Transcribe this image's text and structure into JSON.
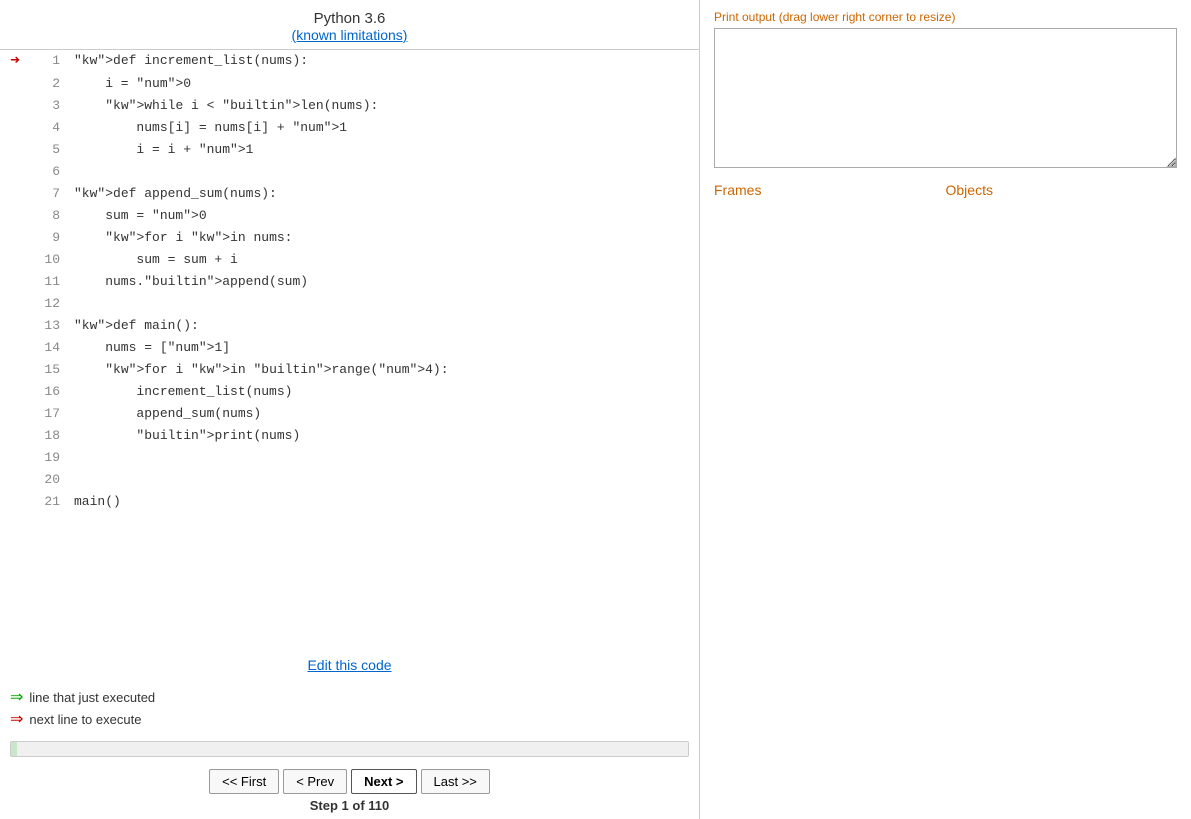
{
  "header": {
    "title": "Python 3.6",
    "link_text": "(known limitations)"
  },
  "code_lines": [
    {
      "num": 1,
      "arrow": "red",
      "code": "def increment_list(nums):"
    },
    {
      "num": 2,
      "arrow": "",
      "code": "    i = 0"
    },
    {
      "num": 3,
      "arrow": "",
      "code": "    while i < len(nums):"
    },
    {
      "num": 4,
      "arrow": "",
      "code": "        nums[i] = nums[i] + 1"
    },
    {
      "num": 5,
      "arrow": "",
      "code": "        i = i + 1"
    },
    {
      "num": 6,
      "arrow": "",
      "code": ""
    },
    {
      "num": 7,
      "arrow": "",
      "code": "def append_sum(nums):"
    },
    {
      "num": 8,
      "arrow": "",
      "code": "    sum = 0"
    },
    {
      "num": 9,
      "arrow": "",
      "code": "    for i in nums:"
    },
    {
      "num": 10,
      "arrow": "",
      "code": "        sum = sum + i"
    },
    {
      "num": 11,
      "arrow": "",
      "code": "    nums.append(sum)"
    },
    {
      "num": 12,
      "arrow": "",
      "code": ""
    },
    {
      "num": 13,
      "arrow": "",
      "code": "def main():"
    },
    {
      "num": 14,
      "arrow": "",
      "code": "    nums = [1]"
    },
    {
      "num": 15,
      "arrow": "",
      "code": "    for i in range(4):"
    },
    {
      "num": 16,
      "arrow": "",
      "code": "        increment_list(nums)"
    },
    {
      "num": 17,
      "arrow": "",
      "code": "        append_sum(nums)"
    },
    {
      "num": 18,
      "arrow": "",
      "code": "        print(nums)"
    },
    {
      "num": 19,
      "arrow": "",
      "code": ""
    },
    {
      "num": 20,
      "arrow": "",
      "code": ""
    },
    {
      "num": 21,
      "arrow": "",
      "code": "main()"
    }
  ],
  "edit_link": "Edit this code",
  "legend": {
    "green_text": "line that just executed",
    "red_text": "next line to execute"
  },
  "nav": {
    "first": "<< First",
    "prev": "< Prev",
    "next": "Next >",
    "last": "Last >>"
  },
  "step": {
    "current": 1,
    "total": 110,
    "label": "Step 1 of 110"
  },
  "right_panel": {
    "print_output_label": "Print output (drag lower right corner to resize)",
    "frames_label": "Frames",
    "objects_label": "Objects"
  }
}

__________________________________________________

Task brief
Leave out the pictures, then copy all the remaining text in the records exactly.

Result of this exercise
Transcribe this image's text and structure into JSON.
{
  "header": {
    "title": "Python 3.6",
    "link_text": "(known limitations)"
  },
  "code_lines": [
    {
      "num": 1,
      "arrow": "red",
      "code": "def increment_list(nums):"
    },
    {
      "num": 2,
      "arrow": "",
      "code": "    i = 0"
    },
    {
      "num": 3,
      "arrow": "",
      "code": "    while i < len(nums):"
    },
    {
      "num": 4,
      "arrow": "",
      "code": "        nums[i] = nums[i] + 1"
    },
    {
      "num": 5,
      "arrow": "",
      "code": "        i = i + 1"
    },
    {
      "num": 6,
      "arrow": "",
      "code": ""
    },
    {
      "num": 7,
      "arrow": "",
      "code": "def append_sum(nums):"
    },
    {
      "num": 8,
      "arrow": "",
      "code": "    sum = 0"
    },
    {
      "num": 9,
      "arrow": "",
      "code": "    for i in nums:"
    },
    {
      "num": 10,
      "arrow": "",
      "code": "        sum = sum + i"
    },
    {
      "num": 11,
      "arrow": "",
      "code": "    nums.append(sum)"
    },
    {
      "num": 12,
      "arrow": "",
      "code": ""
    },
    {
      "num": 13,
      "arrow": "",
      "code": "def main():"
    },
    {
      "num": 14,
      "arrow": "",
      "code": "    nums = [1]"
    },
    {
      "num": 15,
      "arrow": "",
      "code": "    for i in range(4):"
    },
    {
      "num": 16,
      "arrow": "",
      "code": "        increment_list(nums)"
    },
    {
      "num": 17,
      "arrow": "",
      "code": "        append_sum(nums)"
    },
    {
      "num": 18,
      "arrow": "",
      "code": "        print(nums)"
    },
    {
      "num": 19,
      "arrow": "",
      "code": ""
    },
    {
      "num": 20,
      "arrow": "",
      "code": ""
    },
    {
      "num": 21,
      "arrow": "",
      "code": "main()"
    }
  ],
  "edit_link": "Edit this code",
  "legend": {
    "green_text": "line that just executed",
    "red_text": "next line to execute"
  },
  "nav": {
    "first": "<< First",
    "prev": "< Prev",
    "next": "Next >",
    "last": "Last >>"
  },
  "step": {
    "current": 1,
    "total": 110,
    "label": "Step 1 of 110"
  },
  "right_panel": {
    "print_output_label": "Print output (drag lower right corner to resize)",
    "frames_label": "Frames",
    "objects_label": "Objects"
  }
}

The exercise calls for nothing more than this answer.